Work order: Search the entries for the word "this". Copy every line that holds it.

Items from a dataset:
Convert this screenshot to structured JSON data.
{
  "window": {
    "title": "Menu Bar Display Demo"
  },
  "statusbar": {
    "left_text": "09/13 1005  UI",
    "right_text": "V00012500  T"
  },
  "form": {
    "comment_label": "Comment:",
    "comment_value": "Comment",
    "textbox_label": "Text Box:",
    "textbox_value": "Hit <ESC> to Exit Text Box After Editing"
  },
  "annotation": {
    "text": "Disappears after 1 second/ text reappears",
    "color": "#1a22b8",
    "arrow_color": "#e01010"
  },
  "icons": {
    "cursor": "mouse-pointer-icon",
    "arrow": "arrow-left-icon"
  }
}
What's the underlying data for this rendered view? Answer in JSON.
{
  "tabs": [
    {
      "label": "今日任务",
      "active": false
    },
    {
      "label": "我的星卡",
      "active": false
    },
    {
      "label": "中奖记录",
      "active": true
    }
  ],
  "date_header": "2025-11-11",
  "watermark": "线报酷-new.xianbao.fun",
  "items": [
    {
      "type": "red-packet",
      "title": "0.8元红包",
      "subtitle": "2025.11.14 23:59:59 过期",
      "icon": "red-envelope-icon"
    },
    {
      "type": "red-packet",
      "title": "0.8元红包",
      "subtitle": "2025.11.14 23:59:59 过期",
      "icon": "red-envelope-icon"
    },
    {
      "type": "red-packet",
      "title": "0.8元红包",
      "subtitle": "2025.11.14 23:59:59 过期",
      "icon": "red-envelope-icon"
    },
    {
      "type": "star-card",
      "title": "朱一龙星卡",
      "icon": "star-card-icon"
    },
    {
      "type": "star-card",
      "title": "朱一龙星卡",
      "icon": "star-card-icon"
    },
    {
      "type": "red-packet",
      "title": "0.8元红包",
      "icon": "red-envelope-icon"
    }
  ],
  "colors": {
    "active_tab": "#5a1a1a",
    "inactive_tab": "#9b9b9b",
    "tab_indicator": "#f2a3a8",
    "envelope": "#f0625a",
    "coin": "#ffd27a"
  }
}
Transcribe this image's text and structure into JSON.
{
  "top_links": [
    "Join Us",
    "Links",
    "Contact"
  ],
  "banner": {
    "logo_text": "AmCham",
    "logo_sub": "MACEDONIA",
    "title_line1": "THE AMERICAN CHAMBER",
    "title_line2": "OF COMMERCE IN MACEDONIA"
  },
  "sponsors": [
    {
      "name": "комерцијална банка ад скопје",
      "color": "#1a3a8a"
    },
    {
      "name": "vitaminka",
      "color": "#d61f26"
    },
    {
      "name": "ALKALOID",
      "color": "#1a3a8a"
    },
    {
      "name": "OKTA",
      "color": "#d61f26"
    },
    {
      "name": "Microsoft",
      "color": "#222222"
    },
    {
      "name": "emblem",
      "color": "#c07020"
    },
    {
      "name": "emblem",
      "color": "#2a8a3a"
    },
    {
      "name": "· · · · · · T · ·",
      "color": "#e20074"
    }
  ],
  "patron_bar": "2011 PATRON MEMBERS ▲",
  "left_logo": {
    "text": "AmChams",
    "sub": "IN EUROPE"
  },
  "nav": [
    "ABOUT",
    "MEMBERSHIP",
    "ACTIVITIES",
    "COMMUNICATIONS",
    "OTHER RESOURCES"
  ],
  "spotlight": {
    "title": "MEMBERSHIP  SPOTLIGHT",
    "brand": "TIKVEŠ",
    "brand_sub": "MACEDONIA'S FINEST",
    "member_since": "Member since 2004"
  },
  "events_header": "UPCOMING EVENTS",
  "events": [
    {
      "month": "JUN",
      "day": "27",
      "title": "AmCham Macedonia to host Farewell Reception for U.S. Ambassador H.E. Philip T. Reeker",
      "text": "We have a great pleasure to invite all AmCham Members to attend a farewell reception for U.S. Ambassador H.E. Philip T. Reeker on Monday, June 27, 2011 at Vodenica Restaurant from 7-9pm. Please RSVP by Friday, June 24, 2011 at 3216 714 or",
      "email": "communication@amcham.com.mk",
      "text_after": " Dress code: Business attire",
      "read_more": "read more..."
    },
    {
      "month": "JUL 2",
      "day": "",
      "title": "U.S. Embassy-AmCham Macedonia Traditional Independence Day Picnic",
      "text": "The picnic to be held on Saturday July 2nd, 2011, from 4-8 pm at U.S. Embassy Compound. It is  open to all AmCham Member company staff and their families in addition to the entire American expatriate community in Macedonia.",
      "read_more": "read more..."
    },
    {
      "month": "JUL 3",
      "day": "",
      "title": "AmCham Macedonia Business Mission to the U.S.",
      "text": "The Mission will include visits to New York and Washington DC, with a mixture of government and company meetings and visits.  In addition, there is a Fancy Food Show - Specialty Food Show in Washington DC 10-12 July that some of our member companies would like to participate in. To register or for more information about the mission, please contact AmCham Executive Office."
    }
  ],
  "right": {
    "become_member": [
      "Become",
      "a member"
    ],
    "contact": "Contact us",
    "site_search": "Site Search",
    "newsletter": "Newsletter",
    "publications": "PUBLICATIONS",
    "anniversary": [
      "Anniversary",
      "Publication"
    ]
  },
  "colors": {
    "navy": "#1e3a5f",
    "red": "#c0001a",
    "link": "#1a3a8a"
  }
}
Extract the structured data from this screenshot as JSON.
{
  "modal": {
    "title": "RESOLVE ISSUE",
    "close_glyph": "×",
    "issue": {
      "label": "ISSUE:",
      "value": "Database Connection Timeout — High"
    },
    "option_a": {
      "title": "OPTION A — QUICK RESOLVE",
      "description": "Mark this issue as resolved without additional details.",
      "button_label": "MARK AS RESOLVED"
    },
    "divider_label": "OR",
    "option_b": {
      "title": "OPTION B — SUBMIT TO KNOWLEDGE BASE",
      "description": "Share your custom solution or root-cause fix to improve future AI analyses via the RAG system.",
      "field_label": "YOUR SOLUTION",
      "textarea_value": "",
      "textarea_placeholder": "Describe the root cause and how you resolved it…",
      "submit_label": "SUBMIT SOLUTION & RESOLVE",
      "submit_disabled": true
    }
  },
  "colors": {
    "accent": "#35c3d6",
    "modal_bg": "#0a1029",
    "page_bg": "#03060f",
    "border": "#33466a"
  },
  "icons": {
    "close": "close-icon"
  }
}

Answer box:
Convert this screenshot to structured JSON data.
What's the underlying data for this rendered view? Answer in JSON.
Transcribe this image's text and structure into JSON.
Extract the structured data from this screenshot as JSON.
      "description": "Mark this issue as resolved without additional details.",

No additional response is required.